Getting a flu vaccine during 2020-2021 is more important than ever because of the ongoing COVID-19 pandemic. When you get vaccinated, you reduce your risk of getting sick with flu and possibly being hospitalized or dying from flu. This season, getting a flu vaccine has the added benefit of reducing the overall burden on the health care system and saving medical resources for care of COVID-19 patients.
People with HIV—especially those who have a very low CD4 cell count or who are not taking antiretroviral therapy—are at high risk for serious flu-related complications. For this reason, it is especially important that people with HIV get a flu shot annually. (The nasal spray flu vaccine is not recommended for people with HIV.)
In addition to getting a flu shot every year, people with HIV should take the same everyday preventive actions CDC recommends of everyone, including avoiding people who are sick, covering coughs, and washing hands often.

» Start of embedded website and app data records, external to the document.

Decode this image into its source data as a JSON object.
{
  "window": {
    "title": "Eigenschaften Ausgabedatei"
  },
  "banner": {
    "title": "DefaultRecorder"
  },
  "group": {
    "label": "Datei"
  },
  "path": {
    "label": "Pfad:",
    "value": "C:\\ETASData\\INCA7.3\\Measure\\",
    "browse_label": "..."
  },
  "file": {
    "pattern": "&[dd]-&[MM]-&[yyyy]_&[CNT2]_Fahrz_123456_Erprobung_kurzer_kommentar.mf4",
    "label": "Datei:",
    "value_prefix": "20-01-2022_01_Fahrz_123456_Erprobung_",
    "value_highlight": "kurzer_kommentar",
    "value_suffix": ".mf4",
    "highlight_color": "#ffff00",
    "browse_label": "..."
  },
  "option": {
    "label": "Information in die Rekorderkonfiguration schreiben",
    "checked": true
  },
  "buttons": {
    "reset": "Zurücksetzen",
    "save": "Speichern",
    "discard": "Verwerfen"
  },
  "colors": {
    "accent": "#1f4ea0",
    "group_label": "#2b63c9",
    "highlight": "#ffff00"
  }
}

A team of scientists from St. Michael’s Hospital, Sinai Health and Sunnybrook Health Sciences Centre have launched a clinical trial to understand whether an existing drug used for HIV treatment and prevention may work to prevent COVID-19 infection.
Dr. Darrell Tan
The trial will examine whether post-exposure prophylaxis (PEP), which is a medication a person takes once they’ve been exposed to a virus to prevent infection, could halt or slow the spread of COVID-19 in groups of people who have been exposed to a confirmed case. The drug in question – Kaletra (lopinavir/ritonavir as PEP)- has long been used in this capacity to prevent HIV in those who have been exposed to the virus.
“Early studies of the use of this medication as post-exposure prophylaxis therapy in other coronaviruses such as SARS and MERS have been promising,” says Dr. Darrell Tan, the study’s lead investigator who is also a scientist at the MAP Centre for Urban Health Solutions and an infectious disease physician at St. Michael’s. “These are so-called ‘cousin’ viruses to COVID-19 and we want to understand whether lopinavir/ritonavir as PEP could impact its spread as well.”
New guidelines have been set by the NIH in regards to persons living with HIV. This interim guidance reviews special considerations for persons with HIV and their health care providers in the United States regarding COVID-19. Information and data on COVID-19 are rapidly evolving. This guidance includes general information to consider. People with HIV who have COVID-19 have an excellent prognosis, and they should be clinically managed the same as persons in the general population with COVID-19, including when making medical care triage determinations.
On April 21, 2020, GLMA, Whitman-Walker Health, the National LGBT Cancer Network, the National Queer Asian Pacific Islander Alliance, the New York Transgender Advocacy Group, and SAGE issued a second open letter to public health officials, healthcare institutions and government leaders on the impact of COVID-19 on LGBTQ communities. The letter, joined by 170 organizations, called for action to protect LGBTQ patients from discrimination and to include sexual orientation and gender identity in data collection efforts related to the pandemic. The letter also called for action to address the economic harm to LGBTQ communities from the pandemic.
The letter released on April 21 is a follow-up to an open letter signed by more than 150 organizations issued by the six coordinating organizations on March 11, 2020. Information on the first letter is available here.